Kenneth L. Webster was the new kid on the block in 1970, an eager young politician, still wet behind the ears. In the shadow of the StateHouse, he ran into two locals on a mission.
The Rev. Leroy Bowmanand Carl O. Snowden, civil rights activists in Maryland's capital city, cornered him with a request. They wanted the new Democratic representative from Baltimore to sponsor a bill making the Rev. Martin Luther King's birthday a state holiday.
"I agreed right away," Webster recalled yesterday. "I thought it would be the right thing to do, to honor an African-American that wasworking for justice."
He lobbied for four years to have Maryland celebrate King's birthday. In 1974, after heavy caucusing led by Webster and other black legislators, the state became the second in the nation to declare the birthday an official holiday.
Next Wednesday,his efforts will be honored in Annapolis. The 56-year-old former delegate, now a public relations official with the Maryland Department of Housing and Urban Development, will be one of nine people honored at the city's fourth annual Martin Luther King Jr. dinner.
Others who will be recognized include: Lewis A. Bracy, chairman of the county's Black Political Forum; Dr. Thomas Florestano, president of Anne Arundel Community College; Sgt. Robert Beans, head of the Black Officers Association in Annapolis; and Cecil Burton, a former member of the county Housing Authority's governing board and a longtime civic and business leader.
Fay W. Allen, wife of the late Dr. Aris T. Allen, who broke racial barriers in his medicine career and became the only black Republican in the General Assembly, will accept an award in hisname.
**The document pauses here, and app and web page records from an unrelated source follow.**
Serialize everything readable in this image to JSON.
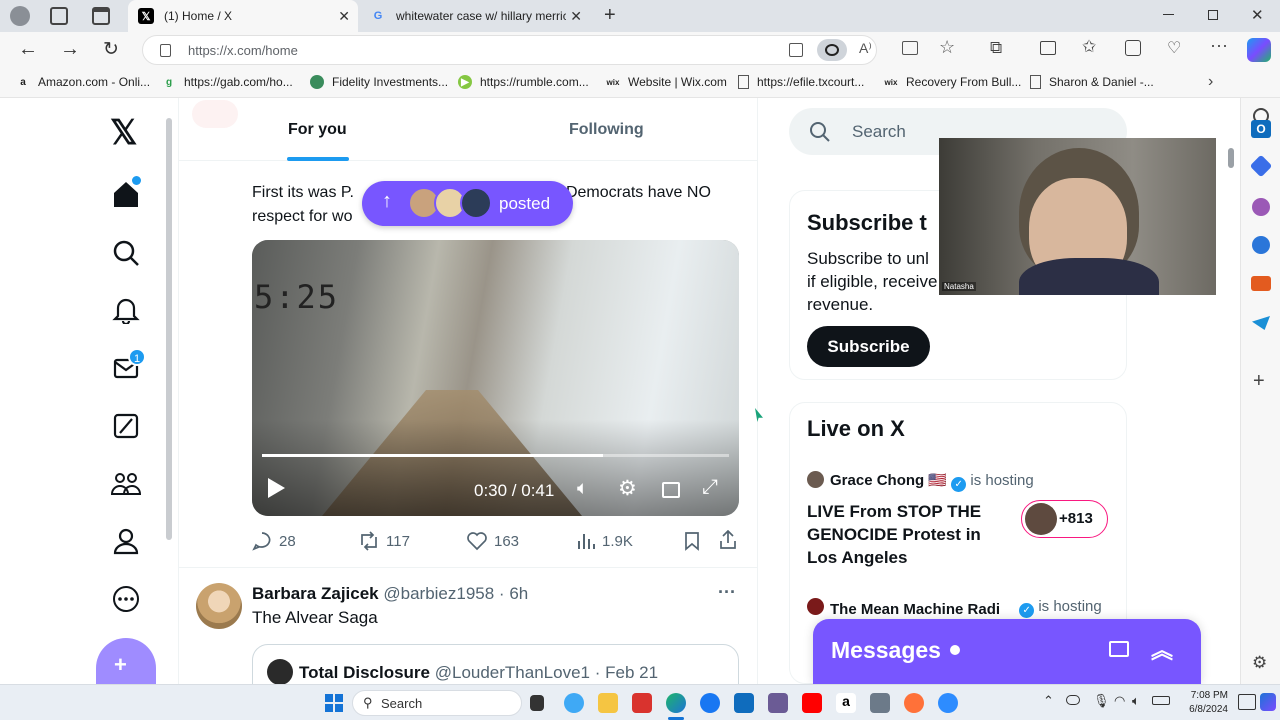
{
  "browser": {
    "tabs": [
      {
        "title": "(1) Home / X",
        "active": true
      },
      {
        "title": "whitewater case w/ hillary merric",
        "active": false
      }
    ],
    "url": "https://x.com/home",
    "bookmarks": [
      {
        "label": "Amazon.com - Onli...",
        "icon": "a"
      },
      {
        "label": "https://gab.com/ho...",
        "icon": "g"
      },
      {
        "label": "Fidelity Investments...",
        "icon": "f"
      },
      {
        "label": "https://rumble.com...",
        "icon": "r"
      },
      {
        "label": "Website | Wix.com",
        "icon": "wix"
      },
      {
        "label": "https://efile.txcourt...",
        "icon": "doc"
      },
      {
        "label": "Recovery From Bull...",
        "icon": "wix"
      },
      {
        "label": "Sharon & Daniel -...",
        "icon": "doc"
      }
    ]
  },
  "feed": {
    "tab_for_you": "For you",
    "tab_following": "Following",
    "new_posts_label": "posted",
    "post_text_a": "First its was P.",
    "post_text_b": "Democrats have NO",
    "post_text_c": "respect for wo",
    "video": {
      "timestamp_overlay": "5:25",
      "time": "0:30 / 0:41",
      "progress": 0.73
    },
    "actions": {
      "replies": "28",
      "reposts": "117",
      "likes": "163",
      "views": "1.9K"
    },
    "next_post": {
      "name": "Barbara Zajicek",
      "handle": "@barbiez1958 · 6h",
      "text": "The Alvear Saga",
      "quote_name": "Total Disclosure",
      "quote_handle": "@LouderThanLove1 · Feb 21"
    },
    "notif_count": "1"
  },
  "right": {
    "search_placeholder": "Search",
    "subscribe_title": "Subscribe t",
    "subscribe_line1": "Subscribe to unl",
    "subscribe_line2": "if eligible, receive",
    "subscribe_line3": "revenue.",
    "subscribe_button": "Subscribe",
    "live_title": "Live on X",
    "live1_host": "Grace Chong 🇺🇸",
    "live1_suffix": "is hosting",
    "live1_title": "LIVE From STOP THE GENOCIDE Protest in Los Angeles",
    "live1_count": "+813",
    "live2_host": "The Mean Machine Radi",
    "live2_suffix": "is hosting",
    "messages_label": "Messages"
  },
  "webcam": {
    "name": "Natasha"
  },
  "taskbar": {
    "search": "Search",
    "time": "7:08 PM",
    "date": "6/8/2024"
  },
  "colors": {
    "accent": "#1d9bf0",
    "purple": "#7856ff",
    "brand": "#0f1419"
  }
}
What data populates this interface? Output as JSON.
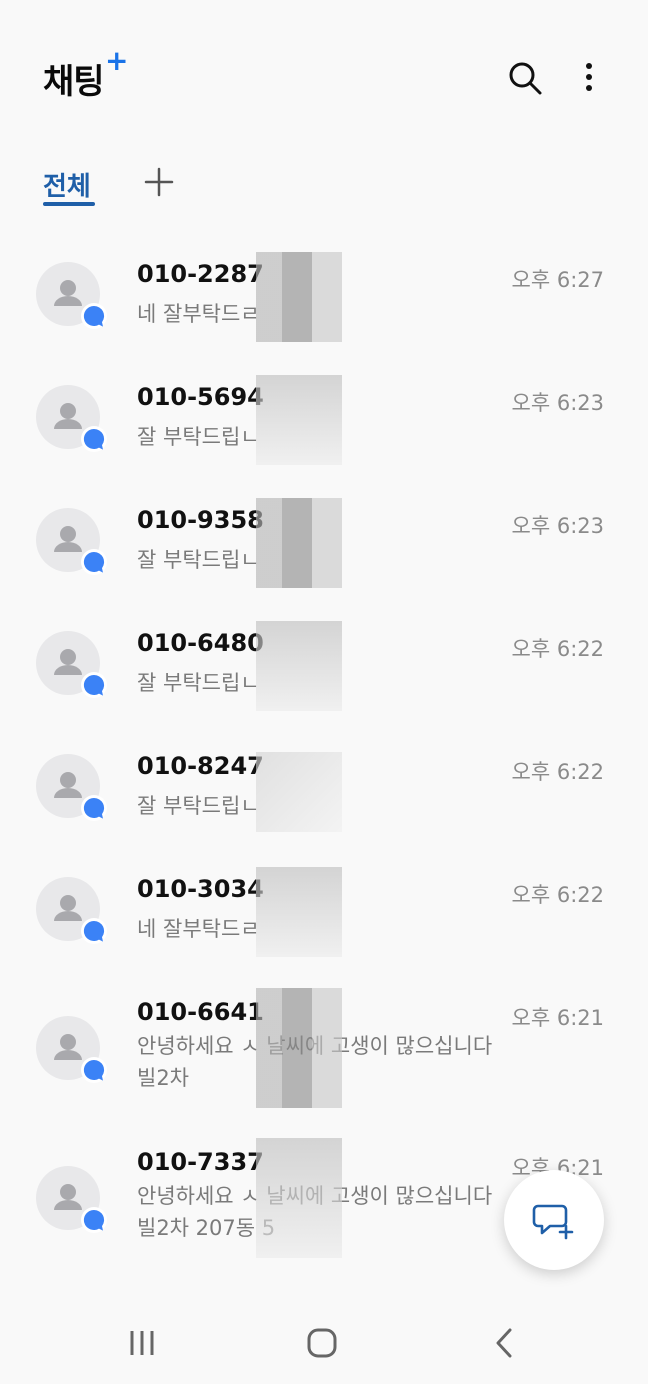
{
  "header": {
    "title": "채팅",
    "title_plus": "+",
    "search_icon": "search-icon",
    "more_icon": "more-vertical-icon"
  },
  "tabs": {
    "all_label": "전체",
    "add_icon": "plus-icon"
  },
  "colors": {
    "accent": "#1f5fa8",
    "badge": "#3b82f6",
    "title_plus": "#1a73e8"
  },
  "conversations": [
    {
      "name": "010-2287",
      "preview": "네 잘부탁드ㄹ",
      "time": "오후 6:27"
    },
    {
      "name": "010-5694",
      "preview": "잘 부탁드립ㄴ",
      "time": "오후 6:23"
    },
    {
      "name": "010-9358",
      "preview": "잘 부탁드립ㄴ",
      "time": "오후 6:23"
    },
    {
      "name": "010-6480",
      "preview": "잘 부탁드립ㄴ",
      "time": "오후 6:22"
    },
    {
      "name": "010-8247",
      "preview": "잘 부탁드립ㄴ",
      "time": "오후 6:22"
    },
    {
      "name": "010-3034",
      "preview": "네 잘부탁드ㄹ",
      "time": "오후 6:22"
    },
    {
      "name": "010-6641",
      "preview": "안녕하세요 ㅅ 날씨에 고생이 많으십니다 빌2차",
      "time": "오후 6:21"
    },
    {
      "name": "010-7337",
      "preview": "안녕하세요 ㅅ 날씨에 고생이 많으십니다 빌2차 207동 5",
      "time": "오후 6:21"
    }
  ],
  "fab": {
    "icon": "new-chat-icon"
  },
  "navbar": {
    "recents_icon": "recents-icon",
    "home_icon": "home-icon",
    "back_icon": "back-icon"
  }
}
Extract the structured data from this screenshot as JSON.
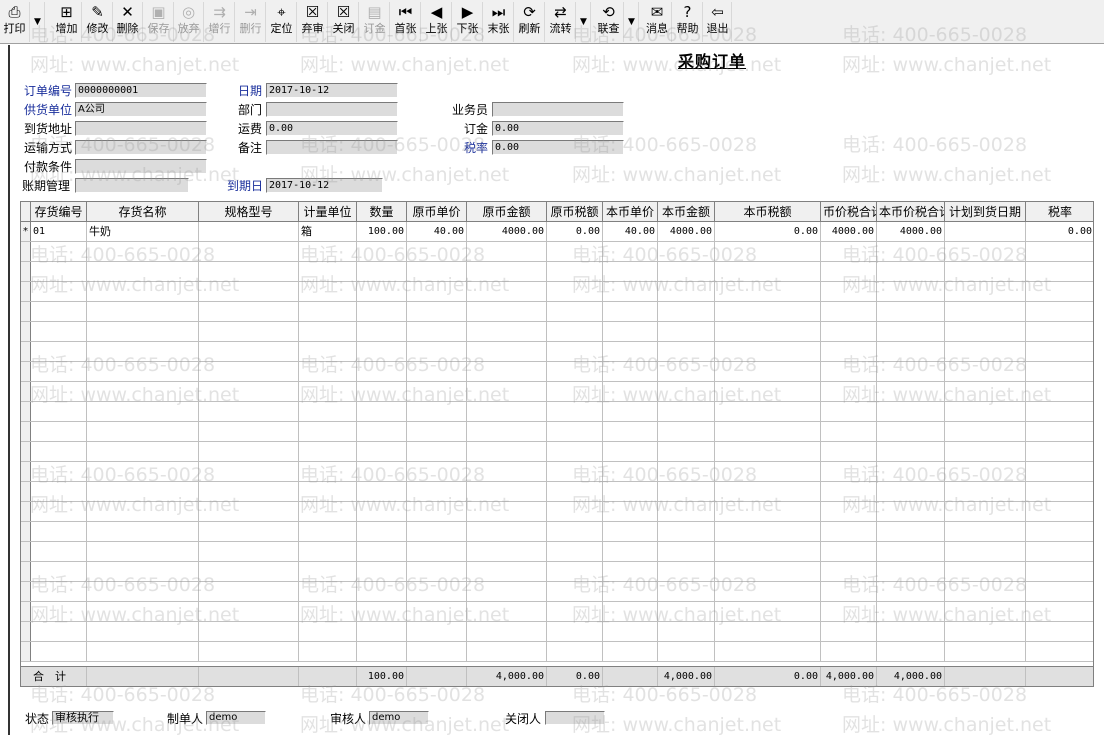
{
  "toolbar": {
    "buttons": [
      {
        "label": "打印",
        "icon": "printer-icon",
        "glyph": "⎙",
        "enabled": true
      },
      {
        "label": "增加",
        "icon": "add-icon",
        "glyph": "⊞",
        "enabled": true
      },
      {
        "label": "修改",
        "icon": "edit-icon",
        "glyph": "✎",
        "enabled": true
      },
      {
        "label": "删除",
        "icon": "delete-icon",
        "glyph": "✕",
        "enabled": true
      },
      {
        "label": "保存",
        "icon": "save-icon",
        "glyph": "▣",
        "enabled": false
      },
      {
        "label": "放弃",
        "icon": "discard-icon",
        "glyph": "◎",
        "enabled": false
      },
      {
        "label": "增行",
        "icon": "add-row-icon",
        "glyph": "⇉",
        "enabled": false
      },
      {
        "label": "删行",
        "icon": "delete-row-icon",
        "glyph": "⇥",
        "enabled": false
      },
      {
        "label": "定位",
        "icon": "locate-icon",
        "glyph": "⌖",
        "enabled": true
      },
      {
        "label": "弃审",
        "icon": "unapprove-icon",
        "glyph": "☒",
        "enabled": true
      },
      {
        "label": "关闭",
        "icon": "close-doc-icon",
        "glyph": "☒",
        "enabled": true
      },
      {
        "label": "订金",
        "icon": "deposit-icon",
        "glyph": "▤",
        "enabled": false
      },
      {
        "label": "首张",
        "icon": "first-record-icon",
        "glyph": "⏮",
        "enabled": true
      },
      {
        "label": "上张",
        "icon": "previous-record-icon",
        "glyph": "◀",
        "enabled": true
      },
      {
        "label": "下张",
        "icon": "next-record-icon",
        "glyph": "▶",
        "enabled": true
      },
      {
        "label": "末张",
        "icon": "last-record-icon",
        "glyph": "⏭",
        "enabled": true
      },
      {
        "label": "刷新",
        "icon": "refresh-icon",
        "glyph": "⟳",
        "enabled": true
      },
      {
        "label": "流转",
        "icon": "flow-icon",
        "glyph": "⇄",
        "enabled": true
      },
      {
        "label": "联查",
        "icon": "linked-query-icon",
        "glyph": "⟲",
        "enabled": true
      },
      {
        "label": "消息",
        "icon": "message-icon",
        "glyph": "✉",
        "enabled": true
      },
      {
        "label": "帮助",
        "icon": "help-icon",
        "glyph": "?",
        "enabled": true
      },
      {
        "label": "退出",
        "icon": "exit-icon",
        "glyph": "⇦",
        "enabled": true
      }
    ]
  },
  "form": {
    "title": "采购订单",
    "fields": {
      "order_no": {
        "label": "订单编号",
        "value": "0000000001"
      },
      "date": {
        "label": "日期",
        "value": "2017-10-12"
      },
      "supplier": {
        "label": "供货单位",
        "value": "A公司"
      },
      "department": {
        "label": "部门",
        "value": ""
      },
      "salesperson": {
        "label": "业务员",
        "value": ""
      },
      "delivery_address": {
        "label": "到货地址",
        "value": ""
      },
      "freight": {
        "label": "运费",
        "value": "0.00"
      },
      "deposit": {
        "label": "订金",
        "value": "0.00"
      },
      "transport": {
        "label": "运输方式",
        "value": ""
      },
      "remark": {
        "label": "备注",
        "value": ""
      },
      "tax_rate": {
        "label": "税率",
        "value": "0.00"
      },
      "payment_terms": {
        "label": "付款条件",
        "value": ""
      },
      "credit_period": {
        "label": "账期管理",
        "value": ""
      },
      "due_date": {
        "label": "到期日",
        "value": "2017-10-12"
      }
    }
  },
  "grid": {
    "columns": [
      "存货编号",
      "存货名称",
      "规格型号",
      "计量单位",
      "数量",
      "原币单价",
      "原币金额",
      "原币税额",
      "本币单价",
      "本币金额",
      "本币税额",
      "币价税合计",
      "本币价税合计",
      "计划到货日期",
      "税率"
    ],
    "rows": [
      {
        "marker": "*",
        "cells": [
          "01",
          "牛奶",
          "",
          "箱",
          "100.00",
          "40.00",
          "4000.00",
          "0.00",
          "40.00",
          "4000.00",
          "0.00",
          "4000.00",
          "4000.00",
          "",
          "0.00"
        ]
      }
    ],
    "totals": {
      "label": "合　计",
      "cells": [
        "",
        "",
        "",
        "",
        "100.00",
        "",
        "4,000.00",
        "0.00",
        "",
        "4,000.00",
        "0.00",
        "4,000.00",
        "4,000.00",
        "",
        ""
      ]
    }
  },
  "status": {
    "state_label": "状态",
    "state_value": "审核执行",
    "maker_label": "制单人",
    "maker_value": "demo",
    "auditor_label": "审核人",
    "auditor_value": "demo",
    "closer_label": "关闭人",
    "closer_value": ""
  },
  "watermark": {
    "phone": "电话: 400-665-0028",
    "site": "网址: www.chanjet.net"
  }
}
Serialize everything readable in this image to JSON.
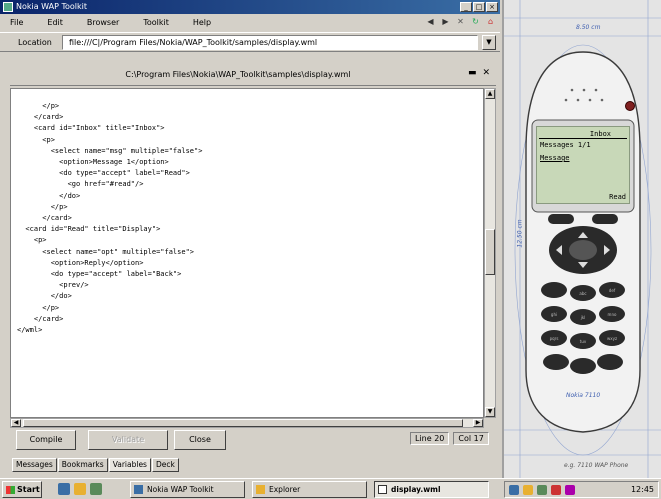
{
  "window": {
    "title": "Nokia WAP Toolkit",
    "controls": [
      "_",
      "□",
      "×"
    ]
  },
  "menu": [
    "File",
    "Edit",
    "Browser",
    "Toolkit",
    "Help"
  ],
  "toolbar_icons": [
    "back-icon",
    "forward-icon",
    "stop-icon",
    "reload-icon",
    "home-icon"
  ],
  "address": {
    "label": "Location",
    "value": "file:///C|/Program Files/Nokia/WAP_Toolkit/samples/display.wml"
  },
  "document": {
    "title": "C:\\Program Files\\Nokia\\WAP_Toolkit\\samples\\display.wml",
    "code_lines": [
      "      </p>",
      "    </card>",
      "    <card id=\"Inbox\" title=\"Inbox\">",
      "      <p>",
      "        <select name=\"msg\" multiple=\"false\">",
      "          <option>Message 1</option>",
      "          <do type=\"accept\" label=\"Read\">",
      "            <go href=\"#read\"/>",
      "          </do>",
      "        </p>",
      "      </card>",
      "  <card id=\"Read\" title=\"Display\">",
      "    <p>",
      "      <select name=\"opt\" multiple=\"false\">",
      "        <option>Reply</option>",
      "        <do type=\"accept\" label=\"Back\">",
      "          <prev/>",
      "        </do>",
      "      </p>",
      "    </card>",
      "</wml>"
    ]
  },
  "buttons": {
    "compile": "Compile",
    "validate": "Validate",
    "close": "Close"
  },
  "position": {
    "line": "Line 20",
    "col": "Col 17"
  },
  "tabs": [
    "Messages",
    "Bookmarks",
    "Variables",
    "Deck"
  ],
  "phone": {
    "screen_header": "Inbox",
    "line1": "Messages 1/1",
    "line2": "Message",
    "softkey": "Read",
    "dim_top": "8.50 cm",
    "dim_side": "12.50 cm",
    "dim_bottom": "Nokia 7110",
    "caption": "e.g. 7110 WAP Phone"
  },
  "taskbar": {
    "start": "Start",
    "tasks": [
      "Nokia WAP Toolkit",
      "Explorer",
      "display.wml"
    ],
    "clock": "12:45"
  }
}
Dr. Allen committed suicide after discovering he had cancer last February.
"Each year, what we do by having this dinner is take time to pause and look back at the kind of work that members of the community have done in following the teachings of Dr. Martin Luther King Jr.," Snowden said. "The theme is keeping the dream alive."
In his famous speech at the civil rights March on Washington in 1963, King said: "I have a dream that my four little children will one day live in a nation where they will be judged not by the color of their skin, but by the content of their character."
That dream still is alive, Snowden said. The Annapolis alderman organized the annual dinnerat Buddy's Crabs & Ribs to honor those who have struggled in politics, education, business or community work to continue King's work.
Most have ties to Annapolis or the county. Webster has been active inhelping the black community in Annapolis strengthen its political clout with rent strikes and other protests. He also managed Snowden's campaign for City Council in 1985 and has worked with the Community Action Agency.
Dr. Patsy Blackshear, who is being recognized for herwork as an administrator in the Baltimore City school system, is married to Annapolis businessman Leonard Blackshear. Ora Snowden, a 75-year-old leader in senior citizen and church activities, is a lifetimeAnnapolitan. She's also the mother of Alderman Snowden and eight other children. And Annapolis resident Dorothy Chambers serves on the city's Human relations Commission.
Parren J. Mitchell, the first black Congressman elected in Maryland, will be the keynote speaker at the dinner, which begins at 6 p.m.
Tickets are $25, and proceeds go to the Community Action Agency and other non-profit groups. For information, call 269-1524.